Element data from apps and pages

────────

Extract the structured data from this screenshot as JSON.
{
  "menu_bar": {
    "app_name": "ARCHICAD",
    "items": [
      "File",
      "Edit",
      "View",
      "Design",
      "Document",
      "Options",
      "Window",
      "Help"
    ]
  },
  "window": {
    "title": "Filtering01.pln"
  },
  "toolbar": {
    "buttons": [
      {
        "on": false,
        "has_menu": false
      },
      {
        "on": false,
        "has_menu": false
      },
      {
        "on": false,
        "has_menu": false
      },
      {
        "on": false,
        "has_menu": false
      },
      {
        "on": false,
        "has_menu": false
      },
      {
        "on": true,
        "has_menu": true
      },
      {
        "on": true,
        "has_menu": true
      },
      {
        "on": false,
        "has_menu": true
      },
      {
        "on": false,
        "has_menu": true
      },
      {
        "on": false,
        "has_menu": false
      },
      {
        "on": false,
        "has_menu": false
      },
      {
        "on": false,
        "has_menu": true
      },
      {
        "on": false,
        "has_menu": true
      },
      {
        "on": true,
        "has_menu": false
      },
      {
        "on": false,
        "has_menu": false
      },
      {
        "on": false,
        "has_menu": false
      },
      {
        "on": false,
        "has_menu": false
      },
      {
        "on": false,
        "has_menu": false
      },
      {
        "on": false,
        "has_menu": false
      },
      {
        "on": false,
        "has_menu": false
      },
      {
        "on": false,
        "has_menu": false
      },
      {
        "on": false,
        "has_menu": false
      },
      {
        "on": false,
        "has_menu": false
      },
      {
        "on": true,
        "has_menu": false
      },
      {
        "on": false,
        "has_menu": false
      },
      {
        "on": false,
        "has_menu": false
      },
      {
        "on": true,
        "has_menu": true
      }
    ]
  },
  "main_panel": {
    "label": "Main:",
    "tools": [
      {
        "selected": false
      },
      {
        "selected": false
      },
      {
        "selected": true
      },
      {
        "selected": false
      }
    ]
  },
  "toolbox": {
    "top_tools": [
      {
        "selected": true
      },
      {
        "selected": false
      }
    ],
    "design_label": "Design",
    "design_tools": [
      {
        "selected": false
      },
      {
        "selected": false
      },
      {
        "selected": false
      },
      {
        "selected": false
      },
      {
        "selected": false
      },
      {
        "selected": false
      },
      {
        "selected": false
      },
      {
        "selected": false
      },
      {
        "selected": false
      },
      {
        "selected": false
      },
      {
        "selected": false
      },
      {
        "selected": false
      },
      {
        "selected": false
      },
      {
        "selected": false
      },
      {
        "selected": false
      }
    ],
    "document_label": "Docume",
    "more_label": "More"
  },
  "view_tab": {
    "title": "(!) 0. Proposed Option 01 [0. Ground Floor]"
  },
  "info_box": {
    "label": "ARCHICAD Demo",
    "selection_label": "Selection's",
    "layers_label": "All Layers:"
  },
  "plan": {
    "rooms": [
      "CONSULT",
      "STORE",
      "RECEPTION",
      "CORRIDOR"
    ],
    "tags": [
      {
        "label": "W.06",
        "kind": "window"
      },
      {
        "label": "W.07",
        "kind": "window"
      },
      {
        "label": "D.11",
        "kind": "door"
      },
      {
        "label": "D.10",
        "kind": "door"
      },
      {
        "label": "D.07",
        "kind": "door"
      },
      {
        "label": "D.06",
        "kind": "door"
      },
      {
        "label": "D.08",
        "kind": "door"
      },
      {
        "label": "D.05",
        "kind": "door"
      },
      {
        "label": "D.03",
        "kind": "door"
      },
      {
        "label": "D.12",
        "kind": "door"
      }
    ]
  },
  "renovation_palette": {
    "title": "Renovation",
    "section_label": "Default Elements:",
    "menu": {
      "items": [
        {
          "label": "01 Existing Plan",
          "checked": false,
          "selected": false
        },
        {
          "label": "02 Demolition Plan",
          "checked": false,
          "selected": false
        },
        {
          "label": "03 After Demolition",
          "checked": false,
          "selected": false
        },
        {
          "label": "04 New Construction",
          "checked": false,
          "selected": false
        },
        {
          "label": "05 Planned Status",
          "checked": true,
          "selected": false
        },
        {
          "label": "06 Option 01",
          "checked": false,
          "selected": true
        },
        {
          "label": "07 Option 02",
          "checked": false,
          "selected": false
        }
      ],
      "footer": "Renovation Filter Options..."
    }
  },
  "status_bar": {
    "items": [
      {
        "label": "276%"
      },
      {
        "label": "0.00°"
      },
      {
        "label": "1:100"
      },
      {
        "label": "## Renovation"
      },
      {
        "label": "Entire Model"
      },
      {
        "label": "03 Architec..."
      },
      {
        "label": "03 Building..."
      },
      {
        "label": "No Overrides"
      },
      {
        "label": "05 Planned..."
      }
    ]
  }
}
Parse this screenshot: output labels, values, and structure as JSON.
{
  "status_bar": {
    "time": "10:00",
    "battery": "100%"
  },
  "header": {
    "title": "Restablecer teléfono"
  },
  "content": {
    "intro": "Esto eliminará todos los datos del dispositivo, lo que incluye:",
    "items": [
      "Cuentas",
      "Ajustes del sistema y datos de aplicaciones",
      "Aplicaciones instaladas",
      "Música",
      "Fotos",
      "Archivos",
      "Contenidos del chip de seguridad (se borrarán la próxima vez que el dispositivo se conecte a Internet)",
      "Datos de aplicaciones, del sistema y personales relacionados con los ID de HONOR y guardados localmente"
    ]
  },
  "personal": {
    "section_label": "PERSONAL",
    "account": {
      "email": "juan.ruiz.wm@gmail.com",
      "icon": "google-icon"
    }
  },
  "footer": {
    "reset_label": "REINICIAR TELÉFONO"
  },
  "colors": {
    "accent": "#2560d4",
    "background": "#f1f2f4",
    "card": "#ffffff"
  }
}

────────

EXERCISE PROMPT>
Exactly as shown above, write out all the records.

ANSWER TO THIS EXERCISE>
Extract the structured data from this screenshot as JSON.
{
  "menu_bar": {
    "app_name": "ARCHICAD",
    "items": [
      "File",
      "Edit",
      "View",
      "Design",
      "Document",
      "Options",
      "Window",
      "Help"
    ]
  },
  "window": {
    "title": "Filtering01.pln"
  },
  "toolbar": {
    "buttons": [
      {
        "on": false,
        "has_menu": false
      },
      {
        "on": false,
        "has_menu": false
      },
      {
        "on": false,
        "has_menu": false
      },
      {
        "on": false,
        "has_menu": false
      },
      {
        "on": false,
        "has_menu": false
      },
      {
        "on": true,
        "has_menu": true
      },
      {
        "on": true,
        "has_menu": true
      },
      {
        "on": false,
        "has_menu": true
      },
      {
        "on": false,
        "has_menu": true
      },
      {
        "on": false,
        "has_menu": false
      },
      {
        "on": false,
        "has_menu": false
      },
      {
        "on": false,
        "has_menu": true
      },
      {
        "on": false,
        "has_menu": true
      },
      {
        "on": true,
        "has_menu": false
      },
      {
        "on": false,
        "has_menu": false
      },
      {
        "on": false,
        "has_menu": false
      },
      {
        "on": false,
        "has_menu": false
      },
      {
        "on": false,
        "has_menu": false
      },
      {
        "on": false,
        "has_menu": false
      },
      {
        "on": false,
        "has_menu": false
      },
      {
        "on": false,
        "has_menu": false
      },
      {
        "on": false,
        "has_menu": false
      },
      {
        "on": false,
        "has_menu": false
      },
      {
        "on": true,
        "has_menu": false
      },
      {
        "on": false,
        "has_menu": false
      },
      {
        "on": false,
        "has_menu": false
      },
      {
        "on": true,
        "has_menu": true
      }
    ]
  },
  "main_panel": {
    "label": "Main:",
    "tools": [
      {
        "selected": false
      },
      {
        "selected": false
      },
      {
        "selected": true
      },
      {
        "selected": false
      }
    ]
  },
  "toolbox": {
    "top_tools": [
      {
        "selected": true
      },
      {
        "selected": false
      }
    ],
    "design_label": "Design",
    "design_tools": [
      {
        "selected": false
      },
      {
        "selected": false
      },
      {
        "selected": false
      },
      {
        "selected": false
      },
      {
        "selected": false
      },
      {
        "selected": false
      },
      {
        "selected": false
      },
      {
        "selected": false
      },
      {
        "selected": false
      },
      {
        "selected": false
      },
      {
        "selected": false
      },
      {
        "selected": false
      },
      {
        "selected": false
      },
      {
        "selected": false
      },
      {
        "selected": false
      }
    ],
    "document_label": "Docume",
    "more_label": "More"
  },
  "view_tab": {
    "title": "(!) 0. Proposed Option 01 [0. Ground Floor]"
  },
  "info_box": {
    "label": "ARCHICAD Demo",
    "selection_label": "Selection's",
    "layers_label": "All Layers:"
  },
  "plan": {
    "rooms": [
      "CONSULT",
      "STORE",
      "RECEPTION",
      "CORRIDOR"
    ],
    "tags": [
      {
        "label": "W.06",
        "kind": "window"
      },
      {
        "label": "W.07",
        "kind": "window"
      },
      {
        "label": "D.11",
        "kind": "door"
      },
      {
        "label": "D.10",
        "kind": "door"
      },
      {
        "label": "D.07",
        "kind": "door"
      },
      {
        "label": "D.06",
        "kind": "door"
      },
      {
        "label": "D.08",
        "kind": "door"
      },
      {
        "label": "D.05",
        "kind": "door"
      },
      {
        "label": "D.03",
        "kind": "door"
      },
      {
        "label": "D.12",
        "kind": "door"
      }
    ]
  },
  "renovation_palette": {
    "title": "Renovation",
    "section_label": "Default Elements:",
    "menu": {
      "items": [
        {
          "label": "01 Existing Plan",
          "checked": false,
          "selected": false
        },
        {
          "label": "02 Demolition Plan",
          "checked": false,
          "selected": false
        },
        {
          "label": "03 After Demolition",
          "checked": false,
          "selected": false
        },
        {
          "label": "04 New Construction",
          "checked": false,
          "selected": false
        },
        {
          "label": "05 Planned Status",
          "checked": true,
          "selected": false
        },
        {
          "label": "06 Option 01",
          "checked": false,
          "selected": true
        },
        {
          "label": "07 Option 02",
          "checked": false,
          "selected": false
        }
      ],
      "footer": "Renovation Filter Options..."
    }
  },
  "status_bar": {
    "items": [
      {
        "label": "276%"
      },
      {
        "label": "0.00°"
      },
      {
        "label": "1:100"
      },
      {
        "label": "## Renovation"
      },
      {
        "label": "Entire Model"
      },
      {
        "label": "03 Architec..."
      },
      {
        "label": "03 Building..."
      },
      {
        "label": "No Overrides"
      },
      {
        "label": "05 Planned..."
      }
    ]
  }
}
Parse this screenshot: output labels, values, and structure as JSON.
{
  "status_bar": {
    "time": "10:00",
    "battery": "100%"
  },
  "header": {
    "title": "Restablecer teléfono"
  },
  "content": {
    "intro": "Esto eliminará todos los datos del dispositivo, lo que incluye:",
    "items": [
      "Cuentas",
      "Ajustes del sistema y datos de aplicaciones",
      "Aplicaciones instaladas",
      "Música",
      "Fotos",
      "Archivos",
      "Contenidos del chip de seguridad (se borrarán la próxima vez que el dispositivo se conecte a Internet)",
      "Datos de aplicaciones, del sistema y personales relacionados con los ID de HONOR y guardados localmente"
    ]
  },
  "personal": {
    "section_label": "PERSONAL",
    "account": {
      "email": "juan.ruiz.wm@gmail.com",
      "icon": "google-icon"
    }
  },
  "footer": {
    "reset_label": "REINICIAR TELÉFONO"
  },
  "colors": {
    "accent": "#2560d4",
    "background": "#f1f2f4",
    "card": "#ffffff"
  }
}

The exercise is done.